Extracted data entries:

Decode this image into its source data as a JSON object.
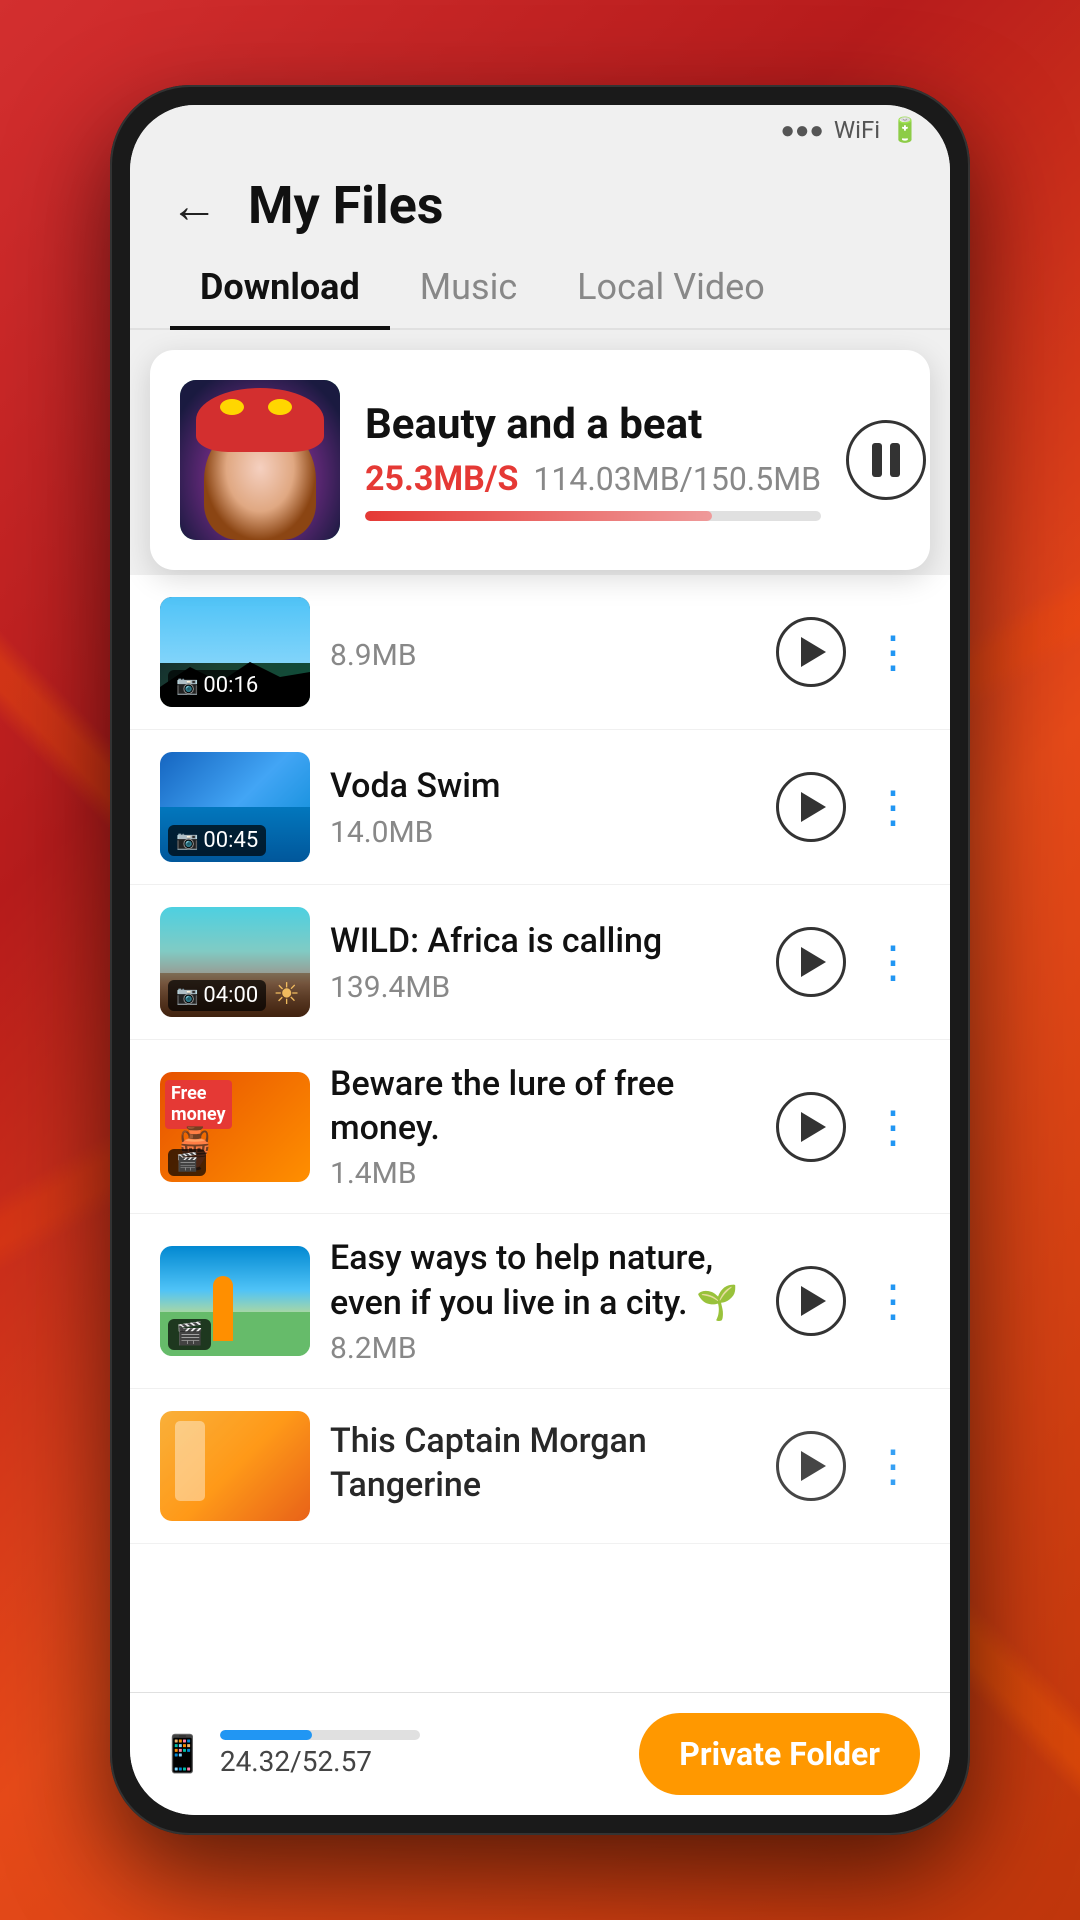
{
  "app": {
    "title": "My Files",
    "back_label": "←"
  },
  "tabs": [
    {
      "id": "download",
      "label": "Download",
      "active": true
    },
    {
      "id": "music",
      "label": "Music",
      "active": false
    },
    {
      "id": "local-video",
      "label": "Local Video",
      "active": false
    }
  ],
  "active_download": {
    "title": "Beauty and a beat",
    "speed": "25.3MB/S",
    "progress_text": "114.03MB/150.5MB",
    "progress_percent": 76
  },
  "files": [
    {
      "id": 1,
      "name": "",
      "size": "8.9MB",
      "duration": "00:16",
      "thumb_type": "dark-forest"
    },
    {
      "id": 2,
      "name": "Voda Swim",
      "size": "14.0MB",
      "duration": "00:45",
      "thumb_type": "ocean"
    },
    {
      "id": 3,
      "name": "WILD: Africa is calling",
      "size": "139.4MB",
      "duration": "04:00",
      "thumb_type": "africa"
    },
    {
      "id": 4,
      "name": "Beware the lure of free money.",
      "size": "1.4MB",
      "duration": "",
      "thumb_type": "free-money"
    },
    {
      "id": 5,
      "name": "Easy ways to help nature, even if you live in a city. 🌱",
      "size": "8.2MB",
      "duration": "",
      "thumb_type": "nature"
    },
    {
      "id": 6,
      "name": "This Captain Morgan Tangerine",
      "size": "",
      "duration": "",
      "thumb_type": "captain"
    }
  ],
  "bottom_bar": {
    "storage_used": "24.32/52.57",
    "storage_percent": 46,
    "private_folder_label": "Private Folder"
  },
  "icons": {
    "play": "▶",
    "pause": "⏸",
    "more": "⋮",
    "phone": "📱",
    "camera": "📷"
  }
}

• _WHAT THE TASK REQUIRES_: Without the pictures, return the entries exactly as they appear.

• _EXERCISE RESPONSE_:
Decode this image into its source data as a JSON object.
{
  "app": {
    "title": "My Files",
    "back_label": "←"
  },
  "tabs": [
    {
      "id": "download",
      "label": "Download",
      "active": true
    },
    {
      "id": "music",
      "label": "Music",
      "active": false
    },
    {
      "id": "local-video",
      "label": "Local Video",
      "active": false
    }
  ],
  "active_download": {
    "title": "Beauty and a beat",
    "speed": "25.3MB/S",
    "progress_text": "114.03MB/150.5MB",
    "progress_percent": 76
  },
  "files": [
    {
      "id": 1,
      "name": "",
      "size": "8.9MB",
      "duration": "00:16",
      "thumb_type": "dark-forest"
    },
    {
      "id": 2,
      "name": "Voda Swim",
      "size": "14.0MB",
      "duration": "00:45",
      "thumb_type": "ocean"
    },
    {
      "id": 3,
      "name": "WILD: Africa is calling",
      "size": "139.4MB",
      "duration": "04:00",
      "thumb_type": "africa"
    },
    {
      "id": 4,
      "name": "Beware the lure of free money.",
      "size": "1.4MB",
      "duration": "",
      "thumb_type": "free-money"
    },
    {
      "id": 5,
      "name": "Easy ways to help nature, even if you live in a city. 🌱",
      "size": "8.2MB",
      "duration": "",
      "thumb_type": "nature"
    },
    {
      "id": 6,
      "name": "This Captain Morgan Tangerine",
      "size": "",
      "duration": "",
      "thumb_type": "captain"
    }
  ],
  "bottom_bar": {
    "storage_used": "24.32/52.57",
    "storage_percent": 46,
    "private_folder_label": "Private Folder"
  },
  "icons": {
    "play": "▶",
    "pause": "⏸",
    "more": "⋮",
    "phone": "📱",
    "camera": "📷"
  }
}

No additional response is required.